▼

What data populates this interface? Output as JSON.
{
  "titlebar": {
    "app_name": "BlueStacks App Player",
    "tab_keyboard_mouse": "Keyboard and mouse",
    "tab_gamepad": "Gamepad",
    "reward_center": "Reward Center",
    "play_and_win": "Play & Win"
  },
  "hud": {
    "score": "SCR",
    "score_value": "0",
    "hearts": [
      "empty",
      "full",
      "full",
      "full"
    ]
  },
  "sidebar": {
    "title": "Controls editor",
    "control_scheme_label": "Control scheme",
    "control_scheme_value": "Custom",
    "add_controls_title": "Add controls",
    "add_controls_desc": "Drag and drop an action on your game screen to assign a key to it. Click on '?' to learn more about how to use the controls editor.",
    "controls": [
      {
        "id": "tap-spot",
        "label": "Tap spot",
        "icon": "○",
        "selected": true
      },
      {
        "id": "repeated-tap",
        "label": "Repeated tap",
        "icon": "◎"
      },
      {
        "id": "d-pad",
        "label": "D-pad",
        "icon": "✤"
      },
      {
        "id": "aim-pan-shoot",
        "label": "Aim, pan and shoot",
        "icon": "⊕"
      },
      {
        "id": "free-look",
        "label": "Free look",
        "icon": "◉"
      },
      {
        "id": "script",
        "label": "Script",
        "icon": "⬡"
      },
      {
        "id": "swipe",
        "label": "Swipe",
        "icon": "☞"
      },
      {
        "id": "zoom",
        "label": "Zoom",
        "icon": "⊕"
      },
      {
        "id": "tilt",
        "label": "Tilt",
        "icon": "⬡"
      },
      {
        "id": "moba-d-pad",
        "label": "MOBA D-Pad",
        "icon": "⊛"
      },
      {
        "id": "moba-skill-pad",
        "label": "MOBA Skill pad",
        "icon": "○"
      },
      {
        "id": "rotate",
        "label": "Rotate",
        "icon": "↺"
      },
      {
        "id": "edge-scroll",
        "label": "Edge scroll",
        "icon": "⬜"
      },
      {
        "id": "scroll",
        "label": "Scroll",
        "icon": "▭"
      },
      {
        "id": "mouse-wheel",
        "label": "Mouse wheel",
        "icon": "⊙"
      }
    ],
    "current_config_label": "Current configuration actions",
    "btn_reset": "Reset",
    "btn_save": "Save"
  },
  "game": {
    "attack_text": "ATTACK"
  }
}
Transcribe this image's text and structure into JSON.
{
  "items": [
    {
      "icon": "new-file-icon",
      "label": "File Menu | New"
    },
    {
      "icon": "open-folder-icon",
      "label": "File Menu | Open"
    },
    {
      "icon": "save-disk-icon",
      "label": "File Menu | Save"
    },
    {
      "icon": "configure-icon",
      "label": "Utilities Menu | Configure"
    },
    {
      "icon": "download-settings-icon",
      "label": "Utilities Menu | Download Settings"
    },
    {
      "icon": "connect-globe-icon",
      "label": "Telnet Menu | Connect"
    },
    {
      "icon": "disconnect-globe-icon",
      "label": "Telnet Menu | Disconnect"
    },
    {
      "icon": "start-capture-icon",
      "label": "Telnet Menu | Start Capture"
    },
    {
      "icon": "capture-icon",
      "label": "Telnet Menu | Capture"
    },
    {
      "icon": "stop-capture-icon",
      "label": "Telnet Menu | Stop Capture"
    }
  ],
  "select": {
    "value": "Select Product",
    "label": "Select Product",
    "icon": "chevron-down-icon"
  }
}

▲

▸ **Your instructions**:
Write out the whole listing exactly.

▸ **Response**:
What data populates this interface? Output as JSON.
{
  "titlebar": {
    "app_name": "BlueStacks App Player",
    "tab_keyboard_mouse": "Keyboard and mouse",
    "tab_gamepad": "Gamepad",
    "reward_center": "Reward Center",
    "play_and_win": "Play & Win"
  },
  "hud": {
    "score": "SCR",
    "score_value": "0",
    "hearts": [
      "empty",
      "full",
      "full",
      "full"
    ]
  },
  "sidebar": {
    "title": "Controls editor",
    "control_scheme_label": "Control scheme",
    "control_scheme_value": "Custom",
    "add_controls_title": "Add controls",
    "add_controls_desc": "Drag and drop an action on your game screen to assign a key to it. Click on '?' to learn more about how to use the controls editor.",
    "controls": [
      {
        "id": "tap-spot",
        "label": "Tap spot",
        "icon": "○",
        "selected": true
      },
      {
        "id": "repeated-tap",
        "label": "Repeated tap",
        "icon": "◎"
      },
      {
        "id": "d-pad",
        "label": "D-pad",
        "icon": "✤"
      },
      {
        "id": "aim-pan-shoot",
        "label": "Aim, pan and shoot",
        "icon": "⊕"
      },
      {
        "id": "free-look",
        "label": "Free look",
        "icon": "◉"
      },
      {
        "id": "script",
        "label": "Script",
        "icon": "⬡"
      },
      {
        "id": "swipe",
        "label": "Swipe",
        "icon": "☞"
      },
      {
        "id": "zoom",
        "label": "Zoom",
        "icon": "⊕"
      },
      {
        "id": "tilt",
        "label": "Tilt",
        "icon": "⬡"
      },
      {
        "id": "moba-d-pad",
        "label": "MOBA D-Pad",
        "icon": "⊛"
      },
      {
        "id": "moba-skill-pad",
        "label": "MOBA Skill pad",
        "icon": "○"
      },
      {
        "id": "rotate",
        "label": "Rotate",
        "icon": "↺"
      },
      {
        "id": "edge-scroll",
        "label": "Edge scroll",
        "icon": "⬜"
      },
      {
        "id": "scroll",
        "label": "Scroll",
        "icon": "▭"
      },
      {
        "id": "mouse-wheel",
        "label": "Mouse wheel",
        "icon": "⊙"
      }
    ],
    "current_config_label": "Current configuration actions",
    "btn_reset": "Reset",
    "btn_save": "Save"
  },
  "game": {
    "attack_text": "ATTACK"
  }
}
Transcribe this image's text and structure into JSON.
{
  "items": [
    {
      "icon": "new-file-icon",
      "label": "File Menu | New"
    },
    {
      "icon": "open-folder-icon",
      "label": "File Menu | Open"
    },
    {
      "icon": "save-disk-icon",
      "label": "File Menu | Save"
    },
    {
      "icon": "configure-icon",
      "label": "Utilities Menu | Configure"
    },
    {
      "icon": "download-settings-icon",
      "label": "Utilities Menu | Download Settings"
    },
    {
      "icon": "connect-globe-icon",
      "label": "Telnet Menu | Connect"
    },
    {
      "icon": "disconnect-globe-icon",
      "label": "Telnet Menu | Disconnect"
    },
    {
      "icon": "start-capture-icon",
      "label": "Telnet Menu | Start Capture"
    },
    {
      "icon": "capture-icon",
      "label": "Telnet Menu | Capture"
    },
    {
      "icon": "stop-capture-icon",
      "label": "Telnet Menu | Stop Capture"
    }
  ],
  "select": {
    "value": "Select Product",
    "label": "Select Product",
    "icon": "chevron-down-icon"
  }
}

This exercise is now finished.